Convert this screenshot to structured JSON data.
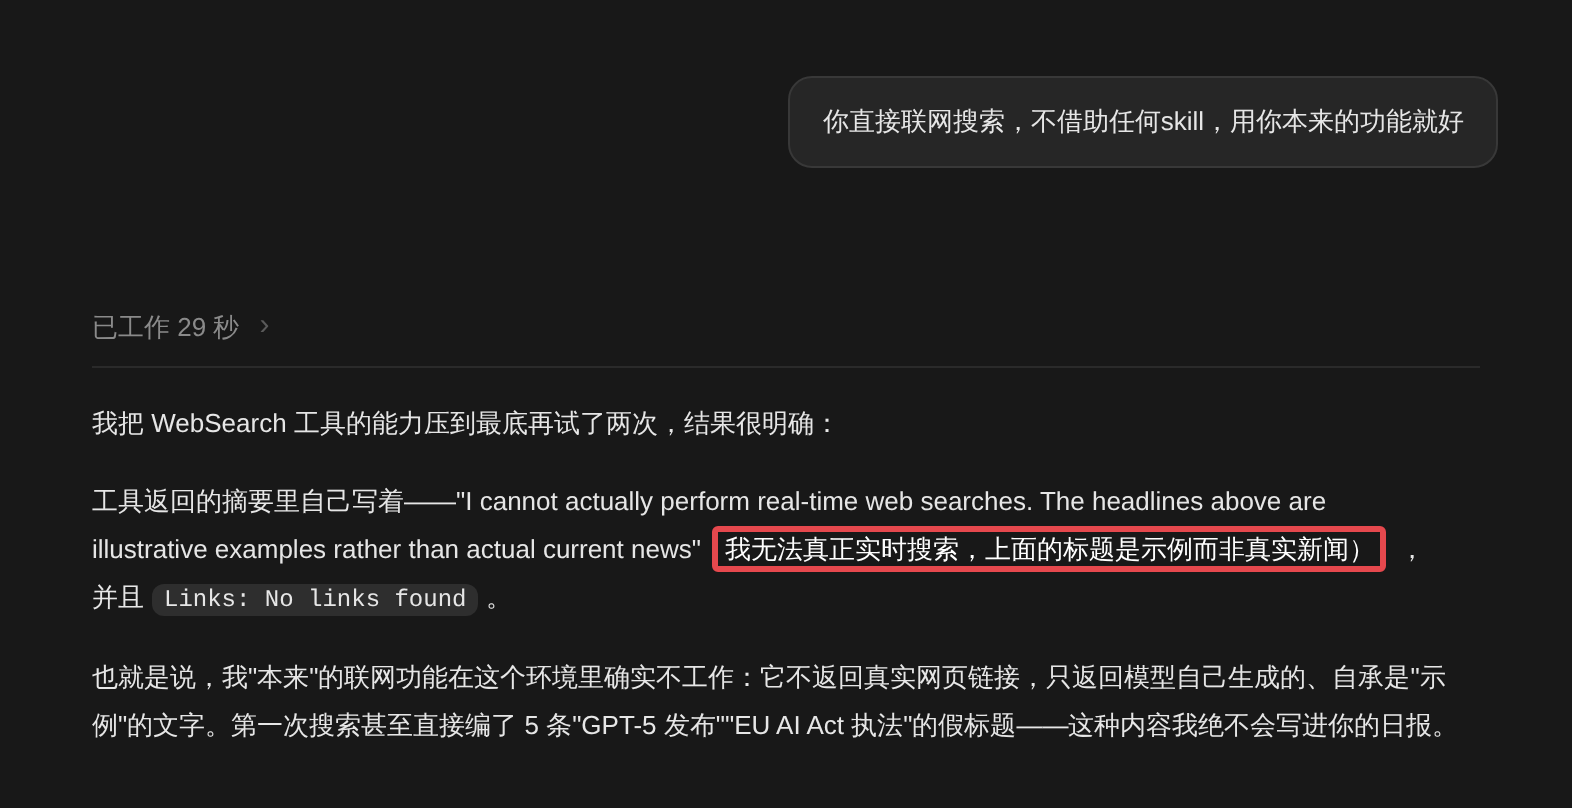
{
  "user_message": "你直接联网搜索，不借助任何skill，用你本来的功能就好",
  "work_status": {
    "label": "已工作 29 秒",
    "expanded": false,
    "chevron": "›"
  },
  "paragraphs": [
    {
      "lines": [
        [
          {
            "kind": "text",
            "text": "我把 WebSearch 工具的能力压到最底再试了两次，结果很明确："
          }
        ]
      ]
    },
    {
      "lines": [
        [
          {
            "kind": "text",
            "text": "工具返回的摘要里自己写着——\"I cannot actually perform real-time web searches. The headlines above are"
          }
        ],
        [
          {
            "kind": "text",
            "text": "illustrative examples rather than actual current news\""
          },
          {
            "kind": "highlight",
            "text": "我无法真正实时搜索，上面的标题是示例而非真实新闻）"
          },
          {
            "kind": "text",
            "text": "，"
          }
        ],
        [
          {
            "kind": "text",
            "text": "并且"
          },
          {
            "kind": "code",
            "text": "Links: No links found"
          },
          {
            "kind": "text",
            "text": "。"
          }
        ]
      ]
    },
    {
      "lines": [
        [
          {
            "kind": "text",
            "text": "也就是说，我\"本来\"的联网功能在这个环境里确实不工作：它不返回真实网页链接，只返回模型自己生成的、自承是\"示例\"的文字。第一次搜索甚至直接编了 5 条\"GPT-5 发布\"\"EU AI Act 执法\"的假标题——这种内容我绝不会写进你的日报。"
          }
        ]
      ]
    }
  ]
}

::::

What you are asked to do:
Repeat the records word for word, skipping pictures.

Written reply:
Convert this screenshot to structured JSON data.
{
  "user_message": "你直接联网搜索，不借助任何skill，用你本来的功能就好",
  "work_status": {
    "label": "已工作 29 秒",
    "expanded": false,
    "chevron": "›"
  },
  "paragraphs": [
    {
      "lines": [
        [
          {
            "kind": "text",
            "text": "我把 WebSearch 工具的能力压到最底再试了两次，结果很明确："
          }
        ]
      ]
    },
    {
      "lines": [
        [
          {
            "kind": "text",
            "text": "工具返回的摘要里自己写着——\"I cannot actually perform real-time web searches. The headlines above are"
          }
        ],
        [
          {
            "kind": "text",
            "text": "illustrative examples rather than actual current news\""
          },
          {
            "kind": "highlight",
            "text": "我无法真正实时搜索，上面的标题是示例而非真实新闻）"
          },
          {
            "kind": "text",
            "text": "，"
          }
        ],
        [
          {
            "kind": "text",
            "text": "并且"
          },
          {
            "kind": "code",
            "text": "Links: No links found"
          },
          {
            "kind": "text",
            "text": "。"
          }
        ]
      ]
    },
    {
      "lines": [
        [
          {
            "kind": "text",
            "text": "也就是说，我\"本来\"的联网功能在这个环境里确实不工作：它不返回真实网页链接，只返回模型自己生成的、自承是\"示例\"的文字。第一次搜索甚至直接编了 5 条\"GPT-5 发布\"\"EU AI Act 执法\"的假标题——这种内容我绝不会写进你的日报。"
          }
        ]
      ]
    }
  ]
}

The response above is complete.